Considerations for Non-Spousal Beneficiaries of Roth IRAs
We had previously discussed various issues pertaining to Roth IRAs and your options if you are the spouse of an individual who passed away and owned a Roth IRA. For those individuals who are not spouses, depending on the facts and circumstances various alternatives exist that should be considered when inheriting a Roth IRA.
The first and simplest method of receiving a Roth IRA is to take a lump sum distribution of the assets in the Roth IRA. The contributions will be tax free, and the earnings will not incur income tax so long as the initial contributions were made more than five years from the time that the decedent passed away. Of course, the negative of this option is that most likely if you continue to invest the distribution, that you will no longer be growing your investment income tax free.
The next option is to open an inherited IRA. Under the previous rule for a Roth IRA, the Roth IRA was transferred into the beneficiary’s name, and the beneficiary was required to withdraw required minimum distributions that began no later than December 31 of the year following the year of death of the decedent. A required minimum distribution is a distribution that is calculated based on the life expectancy of the beneficiary if that beneficiary was the sole beneficiary. However under the Setting Every Community Up for Retirement Enhancement Act of 2019 (“Secure Act”), this rule was changed and now the beneficiary has to withdraw all of the Roth IRA no later than 10 years after the death of the decedent. You can withdraw Roth IRA contributions at any time and the Roth IRA earnings will not be taxable, so long as the decedent first contributed more than five years ago to the Roth IRA. The income and growth on the assets in the account will continue to tax free. You should also designate a beneficiary of the Roth IRA.
The next option is to have the Roth IRA distributed to you over five years. In this option, the assets will be transferred into an inherited Roth IRA in the name of the beneficiary. The distributions from the Roth IRA will be paid out so that all of the assets are distributed to you no later than December 31 of the fifth year following the year of death of the decedent. Once again, you can withdraw contributions to the Roth IRA at any time, and the Roth IRA earnings will continue to grow and not be taxable depending on the timing of the initial Roth IRA contribution. You should designate your own beneficiary of your Roth IRA.
Therefore, if you are the beneficiary of a Roth IRA, you should contact your investment advisor to determine what your options are regarding the Roth IRA.
NOTE: This general summary of the law should not be used to solve individual problems since slight changes in the fact situation may require a material variance in the applicable legal advice.

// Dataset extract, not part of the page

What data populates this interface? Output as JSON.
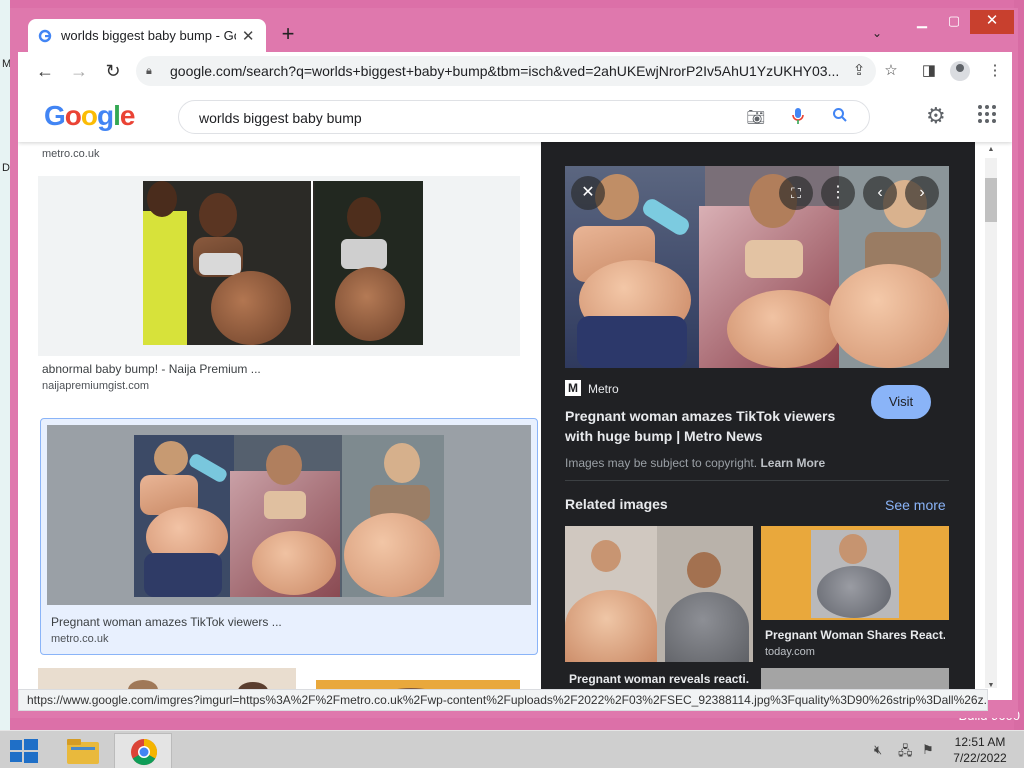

James F. Contini II, Esq.
Certified Specialist in Estate Planning,
Trust & Probate Law by the OSBA
Krugliak, Wilkins, Griffiths & Dougherty Co., L.P.A.

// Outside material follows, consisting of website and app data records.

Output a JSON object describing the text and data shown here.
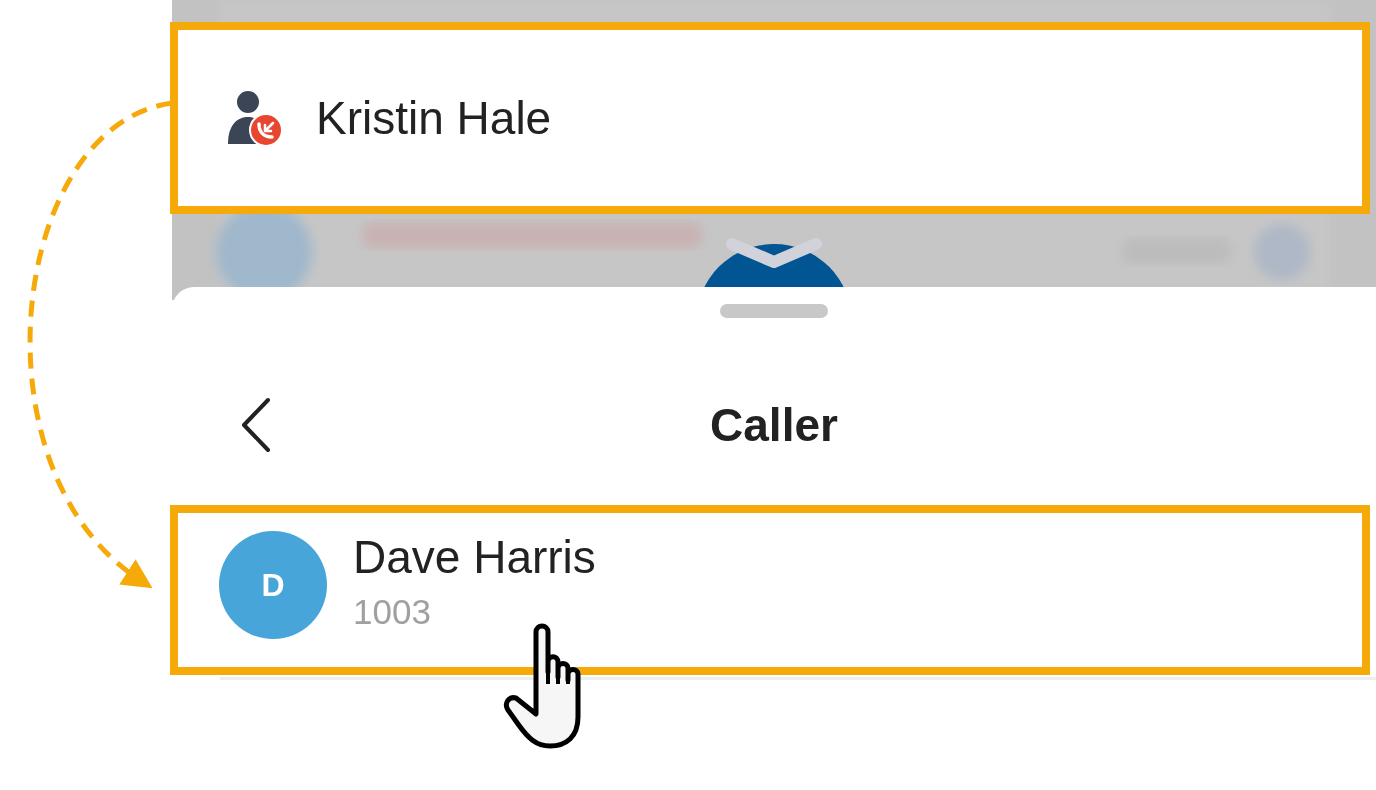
{
  "callout": {
    "name": "Kristin Hale"
  },
  "sheet": {
    "title": "Caller"
  },
  "contacts": [
    {
      "initial": "D",
      "name": "Dave Harris",
      "number": "1003"
    }
  ]
}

405 Chauncey Avenue NW
New Philadelphia, Ohio 44663
Phone: (330) 364-3472
Fax: (330) 602-3187